In 2004, the Ministry of Environment and the Finnish Environment Institute launched a Finnish Inventory Programme for Underwater Marine Environment, entitled VELMU. The aim is to develop a detailed and complete picture of the distribution of marine habitats and species in Finnish marine waters, and gain an insight into their conservation status.
So far over 150 000 spatially explicit observations have been collected of marine habitats and species from across the entire marine waters in Finland, making this the most all-encompassing national programme for marine areas in Europe. The data have been collected through scuba diving, video methods, benthic sampling, nets, echo-sounding and remote sensing. The field data have been combined with data on environmental variables and human activities at sea to produce spatial distribution models for functionally important, rare, and threatened species.
This information has been analysed using state-of-the-art statistical methods, including machine learning, systematic conservation tools and supercomputing, to produce the first integrated map of marine nature values for Finland. The analysis reveals that the current protected areas only cover around one fourth of the highest nature values. The study also shows that the biodiversity hotspots are very scattered, and that the protection coverage of nature values could be doubled by adding just one percent more to the protected area coverage (from 10% to 11%).
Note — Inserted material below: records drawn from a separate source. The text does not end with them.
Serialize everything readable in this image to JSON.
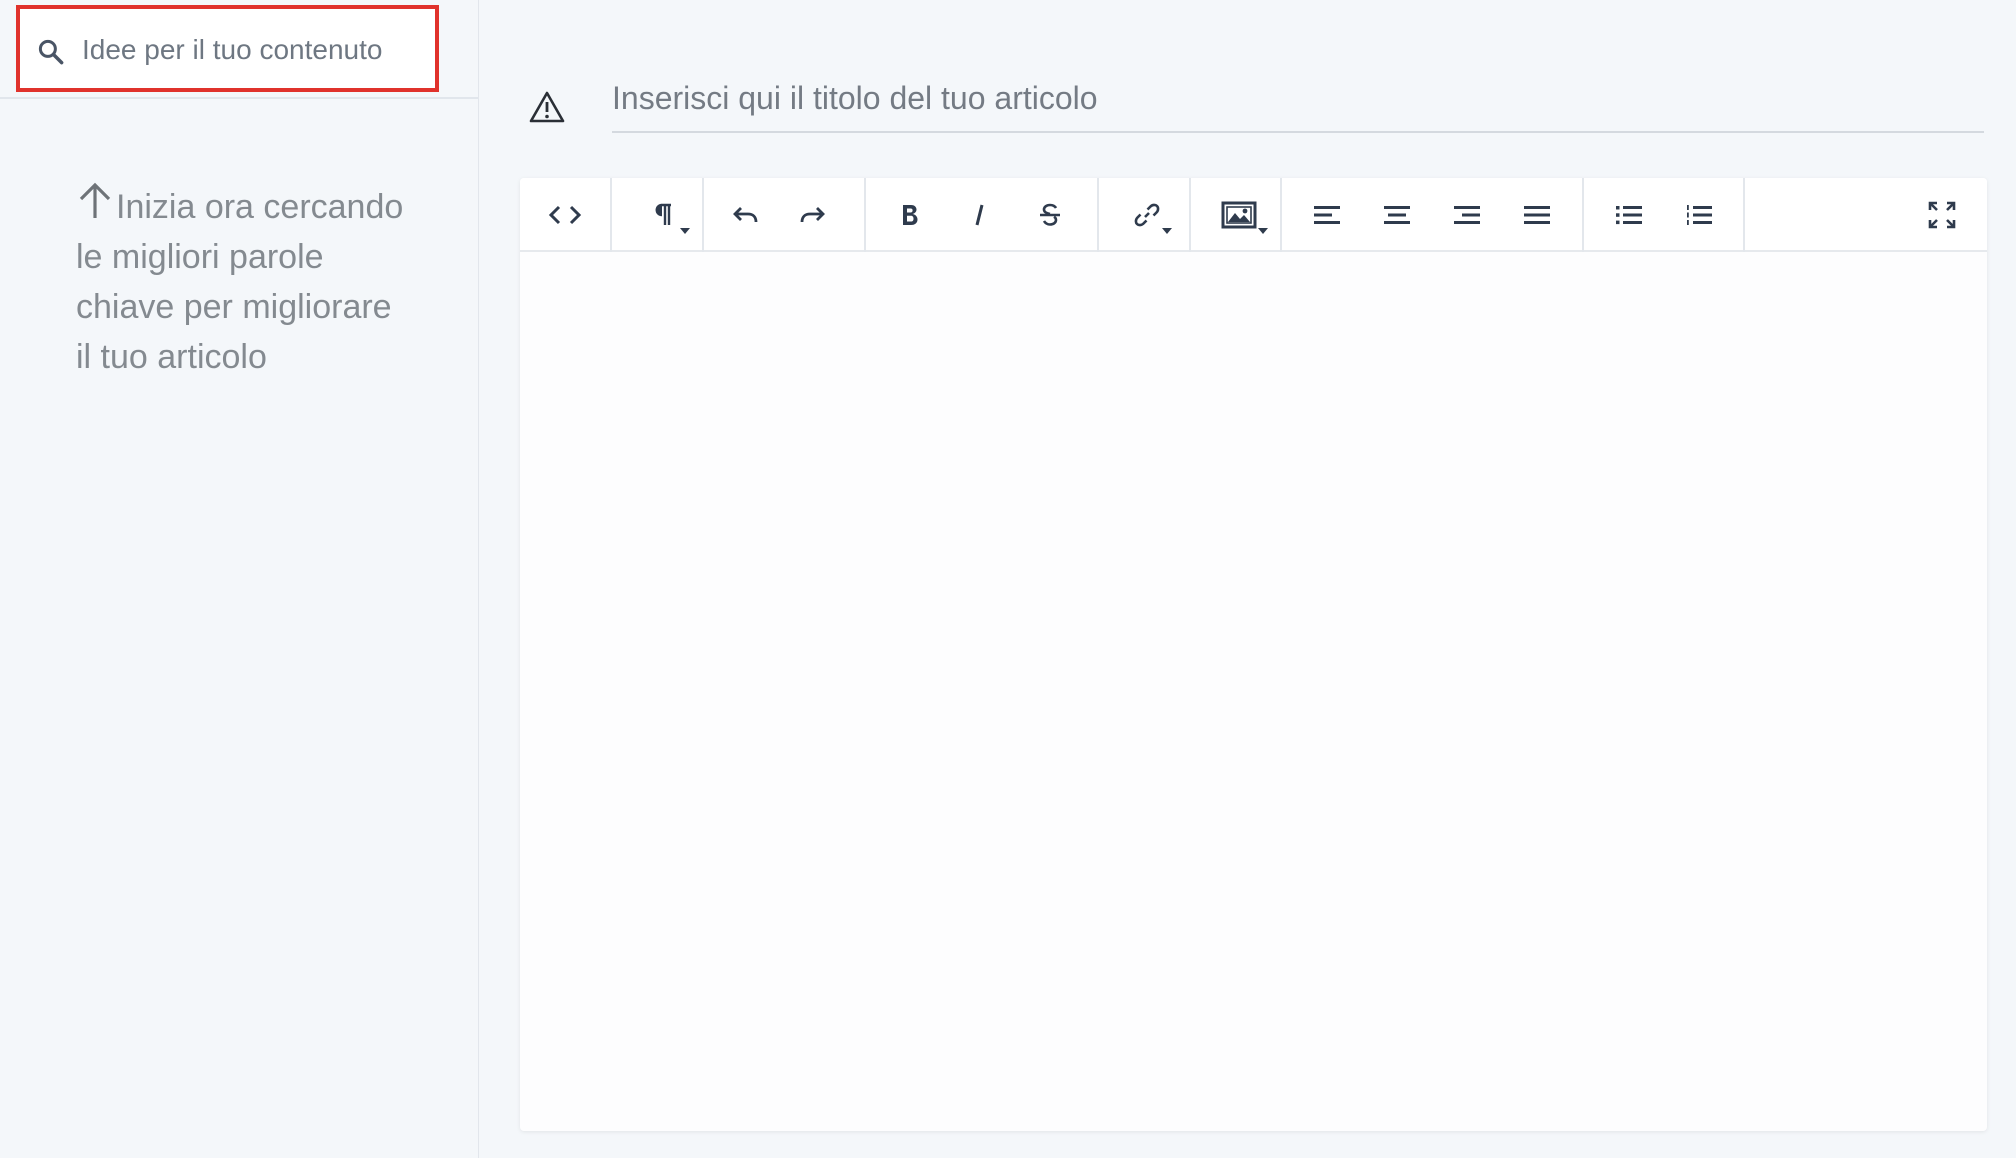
{
  "search": {
    "placeholder": "Idee per il tuo contenuto",
    "icon": "search-icon",
    "highlight_color": "#e0322c"
  },
  "sidebar": {
    "hint_icon": "arrow-up-icon",
    "hint_text": "Inizia ora cercando le migliori parole chiave per migliorare il tuo articolo"
  },
  "article": {
    "warning_icon": "warning-icon",
    "title_placeholder": "Inserisci qui il titolo del tuo articolo",
    "title_value": ""
  },
  "toolbar": {
    "icon_color": "#2f3b4d",
    "groups": [
      [
        "code-view-icon"
      ],
      [
        "paragraph-format-icon"
      ],
      [
        "undo-icon",
        "redo-icon"
      ],
      [
        "bold-icon",
        "italic-icon",
        "strikethrough-icon"
      ],
      [
        "insert-link-icon"
      ],
      [
        "insert-image-icon"
      ],
      [
        "align-left-icon",
        "align-center-icon",
        "align-right-icon",
        "align-justify-icon"
      ],
      [
        "unordered-list-icon",
        "ordered-list-icon"
      ],
      [
        "fullscreen-icon"
      ]
    ]
  },
  "colors": {
    "background": "#f4f7fa",
    "editor_background": "#fdfdfe",
    "text": "#3d4a5c",
    "muted_text": "#848a90"
  }
}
The VELMU data and spatial analyses have been used to develop the marine Natura 2000 areas, e.g. in SW Finland, and for reporting under the EU Habitats Directive. The nature value maps have also been used to describe around 200 “EMMAs” - Ecologically Significant Marine Areas - in Finland’s marine region. The EMMAs are based on CBD – UN Convention on Biodiversity - Ecologically or Biologically Significant Areas (EBSA) criteria, which have been applied on a spatial scale relevant for national conservation planning. In addition to developing the Natura 2000 network, the survey results can also be used in planning for the sustainable use of marine areas, avoiding excess pressures on the highest nature values.